Medical Board of Australia Public Consultation Paper
EXTENDED UNTIL 30 JUNE 2019
Dear A5M members and supporters,
Many of you will by now be familiar with the Medical Board of Australia's Public Consultation Paper on "clearer regulation of medical practitioners who provide complementary and unconventional medicine and emerging treatments", released in February.
There is concern that the guidelines and changes proposed in his consultation paper (published without prior consultation with any of the associations, representative bodies or academics in the field of Integrative Medicine), have the potential to seriously restrict the use and practice of integrative and complimentary medicine in Australia.
For this reason, and as published on the AIMA (Australasian Integrative Medicine Association) website, "it is imperative that we, as a community, come together to challenge the adoption of these guidelines".
AIMA, including other organisations (ACNEM, A5M, BioBalance Health, ACIIDS, NICM), and independent doctors have been meeting to coordinate our responses to the guidelines.
Whilst each organisation will submit a response to the MBA discussion paper specific to our own concerns and area of practice , as a community, we need to encourage practitioners, patients and supporters to express their concerns about how these guidelines will impact and could affect their practice and patients' freedom of choice.
WHAT YOU CAN DO | MAKE A SUBMISSION TODAY
- Marked "Consultation on complementary and unconventional medicine and emerging treatments"
- This consultation has been extended until 30 June 2019.
- Let your elected officials know that this is an issue we deeply care about. Contact your local member, both federal and state, and write to your State Health minister and the Federal Minister, Greg Hunt.
CONCERNS TO HIGHLIGHT
The following points have been identified as areas of general concern to most stakeholders:
- The grouping of integrative medicine with 'unconventional medicine' and 'emerging treatments' may create the impression of being "fringe" rather than evidence-based
- That many of the terms used in the rationale such as 'unconventional medicine', 'inappropriate use' and 'emerging treatments' leads to ambiguity and uncertainty
- That the term 'complementary medicine' also includes access to traditional medicines
- No evidence produced in the discussion paper quantifies risk in practicing complementary or integrative medicine vs 'conventional' medicine
- That there was NO consultation with the Integrative Medicine or complementary medicine community before the document's release
- That the current Good Medical Practice: A Code of Conduct for Doctors in Australia already adequately regulates doctors' practise and protects patient safety.
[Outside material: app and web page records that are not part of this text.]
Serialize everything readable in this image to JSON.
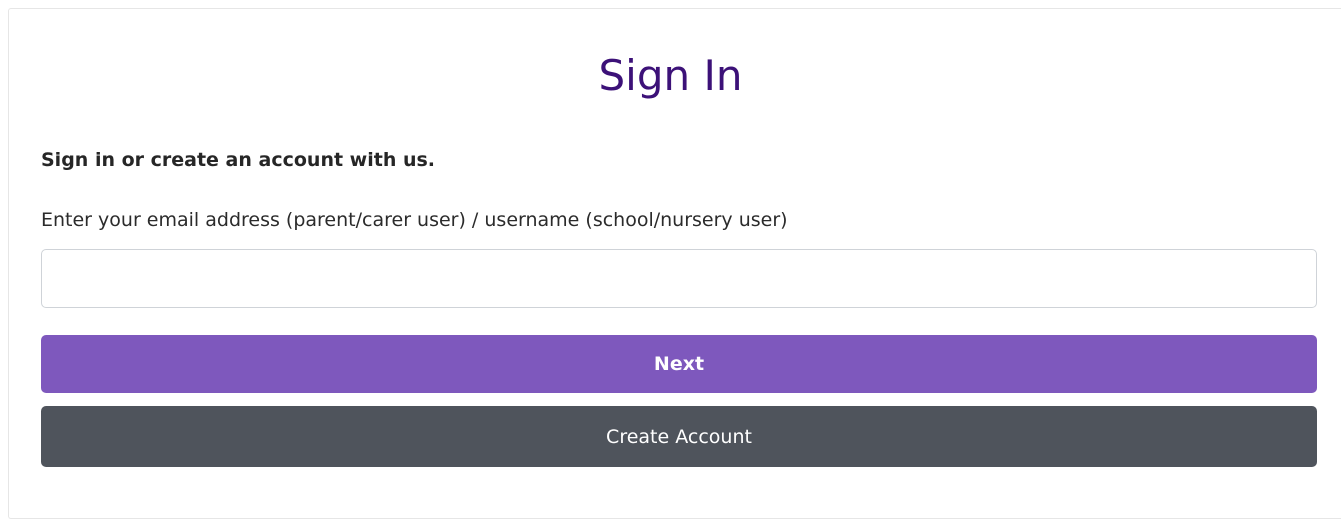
{
  "signin": {
    "title": "Sign In",
    "subtitle": "Sign in or create an account with us.",
    "field_label": "Enter your email address (parent/carer user) / username (school/nursery user)",
    "input_value": "",
    "next_label": "Next",
    "create_label": "Create Account"
  },
  "colors": {
    "title": "#3c1178",
    "next_button": "#7e58bd",
    "create_button": "#4f545c"
  }
}
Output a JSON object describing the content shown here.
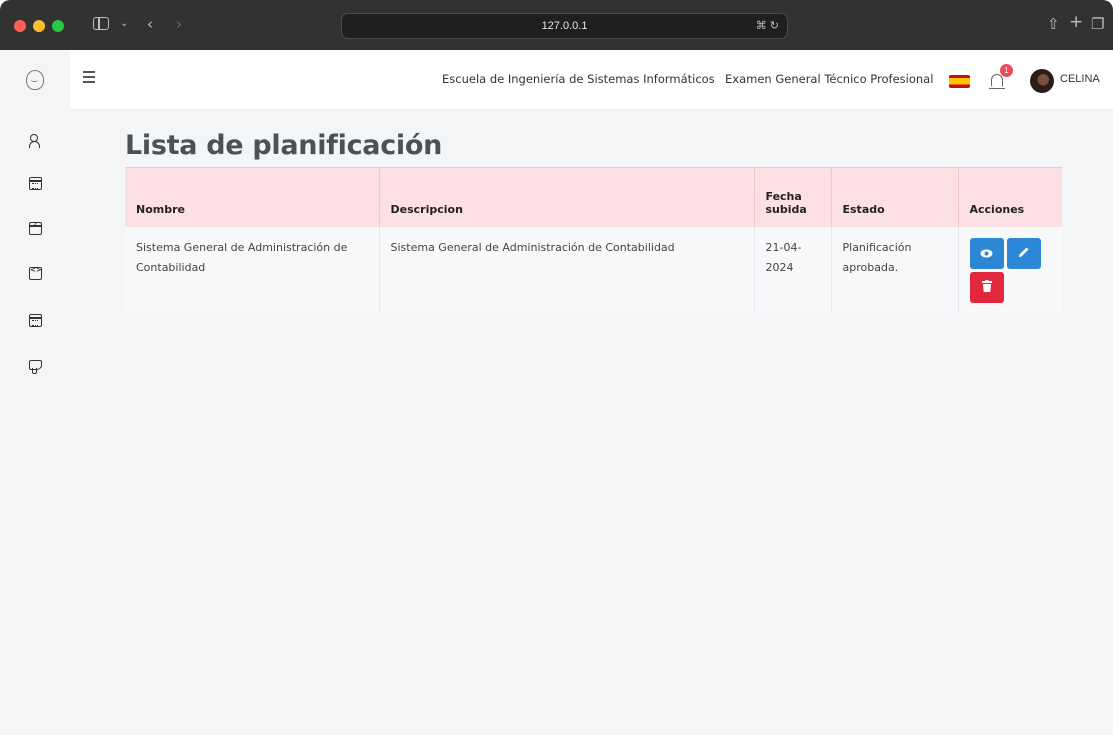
{
  "browser": {
    "url": "127.0.0.1"
  },
  "header": {
    "school": "Escuela de Ingeniería de Sistemas Informáticos",
    "exam": "Examen General Técnico Profesional",
    "notifications_count": "1",
    "username": "CELINA"
  },
  "page": {
    "title": "Lista de planificación"
  },
  "table": {
    "columns": [
      "Nombre",
      "Descripcion",
      "Fecha subida",
      "Estado",
      "Acciones"
    ],
    "rows": [
      {
        "nombre": "Sistema General de Administración de Contabilidad",
        "descripcion": "Sistema General de Administración de Contabilidad",
        "fecha": "21-04-2024",
        "estado": "Planificación aprobada."
      }
    ]
  },
  "colors": {
    "header_row": "#fde0e3",
    "primary_button": "#2e86d6",
    "danger_button": "#e2283d",
    "badge": "#e74c5a"
  },
  "icons": [
    "sidebar-toggle-icon",
    "back-icon",
    "forward-icon",
    "translate-icon",
    "reload-icon",
    "share-icon",
    "new-tab-icon",
    "tabs-icon",
    "logo-icon",
    "menu-icon",
    "bell-icon",
    "users-icon",
    "calendar-icon",
    "check-calendar-icon",
    "code-icon",
    "thumbs-down-icon",
    "eye-icon",
    "pencil-icon",
    "trash-icon"
  ]
}
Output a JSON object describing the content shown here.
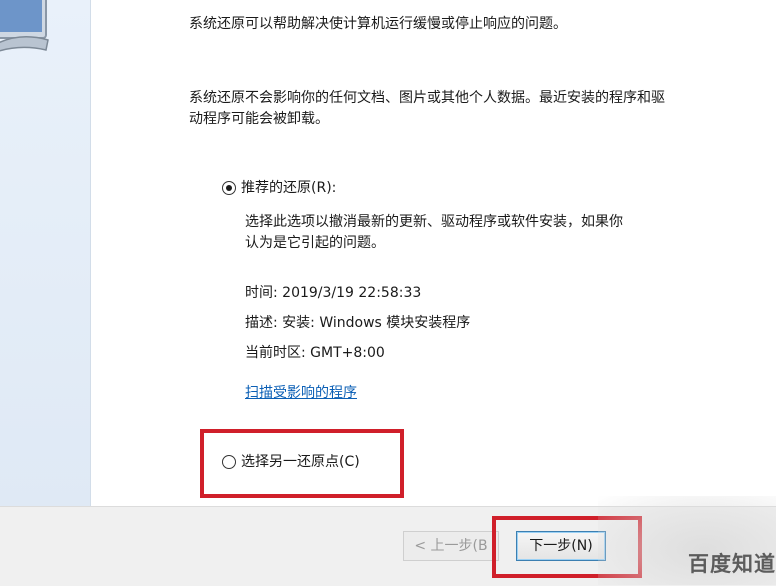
{
  "intro": {
    "line1": "系统还原可以帮助解决使计算机运行缓慢或停止响应的问题。",
    "line2a": "系统还原不会影响你的任何文档、图片或其他个人数据。最近安装的程序和驱",
    "line2b": "动程序可能会被卸载。"
  },
  "recommended": {
    "label": "推荐的还原(R):",
    "selected": true,
    "desc_a": "选择此选项以撤消最新的更新、驱动程序或软件安装，如果你",
    "desc_b": "认为是它引起的问题。",
    "time": "时间: 2019/3/19 22:58:33",
    "description": "描述: 安装: Windows 模块安装程序",
    "timezone": "当前时区: GMT+8:00",
    "scan_link": "扫描受影响的程序"
  },
  "other": {
    "label": "选择另一还原点(C)",
    "selected": false
  },
  "footer": {
    "back_label": "< 上一步(B",
    "next_label": "下一步(N)"
  },
  "watermark": "百度知道",
  "colors": {
    "highlight": "#d01f2a",
    "link": "#0b5fb5",
    "side_panel": "#e9f1fa"
  }
}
There is no need or justification for a two-tiered approach
- That the right of patients to determine their own medical care is under threat
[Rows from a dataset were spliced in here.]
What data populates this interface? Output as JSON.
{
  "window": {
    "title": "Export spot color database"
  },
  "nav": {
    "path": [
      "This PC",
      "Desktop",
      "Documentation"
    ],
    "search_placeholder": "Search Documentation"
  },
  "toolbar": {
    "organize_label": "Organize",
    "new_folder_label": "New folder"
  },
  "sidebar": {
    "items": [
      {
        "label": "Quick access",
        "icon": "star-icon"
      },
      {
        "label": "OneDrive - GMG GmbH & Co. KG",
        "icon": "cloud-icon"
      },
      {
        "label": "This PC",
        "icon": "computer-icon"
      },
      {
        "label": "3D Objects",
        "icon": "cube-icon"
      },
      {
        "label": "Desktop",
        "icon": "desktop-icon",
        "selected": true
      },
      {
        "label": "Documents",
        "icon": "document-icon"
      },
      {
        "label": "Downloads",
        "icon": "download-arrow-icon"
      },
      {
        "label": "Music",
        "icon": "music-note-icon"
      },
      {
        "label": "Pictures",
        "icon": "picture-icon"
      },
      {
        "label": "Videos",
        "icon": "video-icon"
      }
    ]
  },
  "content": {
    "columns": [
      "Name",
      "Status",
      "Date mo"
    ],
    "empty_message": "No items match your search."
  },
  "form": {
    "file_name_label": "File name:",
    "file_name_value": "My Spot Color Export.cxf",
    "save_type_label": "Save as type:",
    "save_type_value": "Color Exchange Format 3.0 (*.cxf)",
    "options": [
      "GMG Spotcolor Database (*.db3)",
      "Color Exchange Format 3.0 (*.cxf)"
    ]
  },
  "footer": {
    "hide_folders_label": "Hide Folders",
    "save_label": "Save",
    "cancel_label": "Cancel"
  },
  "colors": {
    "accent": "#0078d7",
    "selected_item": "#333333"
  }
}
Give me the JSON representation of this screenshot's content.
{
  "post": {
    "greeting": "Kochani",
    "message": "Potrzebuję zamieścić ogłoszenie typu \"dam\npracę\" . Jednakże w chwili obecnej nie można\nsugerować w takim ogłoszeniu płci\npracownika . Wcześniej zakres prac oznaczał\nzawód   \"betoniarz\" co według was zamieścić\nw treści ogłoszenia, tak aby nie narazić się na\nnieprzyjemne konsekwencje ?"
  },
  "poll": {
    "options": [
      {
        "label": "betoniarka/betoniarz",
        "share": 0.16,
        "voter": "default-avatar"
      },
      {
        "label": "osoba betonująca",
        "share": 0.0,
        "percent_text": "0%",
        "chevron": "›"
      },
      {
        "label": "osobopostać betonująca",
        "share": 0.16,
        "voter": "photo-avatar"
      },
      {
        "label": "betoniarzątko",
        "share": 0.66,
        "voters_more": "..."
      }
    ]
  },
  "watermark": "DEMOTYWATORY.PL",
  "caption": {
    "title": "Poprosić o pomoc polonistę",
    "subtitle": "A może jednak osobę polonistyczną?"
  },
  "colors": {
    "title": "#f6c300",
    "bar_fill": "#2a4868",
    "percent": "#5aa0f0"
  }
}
- That the lack of clarity on how to determine what is 'conventional' versus 'unconventional' can be misused by people with professional differences of opinion which results in troublesome complaints
We encourage you to view the following materials and podcasts to understand the implications for integrative medicine practitioners and the importance of integrative medicine as an approach to the prevention, management and treatment of chronic and complex disorders and diseases.
- Interview with Dr Penny Caldicott, President of the Australasian Integrative Medicine Association
- Interview with Professor Stephen Myers, Researcher and Academic Southern Cross University
- Integrative Medicine Freedom of Choice for Healthcare
- AIMA The Australasian Integrative Medicine Association Challenging the MBA Guidelines
We would like to remind you that feedback to the MBA must be submitted before 30 June 2019 and we encourage you to reach out to your patients and communities in preparing these submissions. As published, the guidelines could impact on doctors, complimentary medicine practitioners, allied health professionals, pharmacists, compounding pharmacists and functional testing laboratories.
A5M are committed to supporting medical practitioners and healthcare professionals who are passionate about healthy ageing in the fields of preventative and integrative medicine, and assure you we have commenced work on our submission to provide feedback to the options proposed by the MBA for clearer regulation of medical practitioners who provide complementary and unconventional medicine and emerging treatments.
Helen Anton | Director
The Australasian Academy of Anti-ageing Medicine
A5M Medical Education - Providing training, certification and continuing education in Preventative, Integrative & Anti-Ageing Medicine
www.a5m.net | +61 3 9853 4123 | ABN 79 763 657 407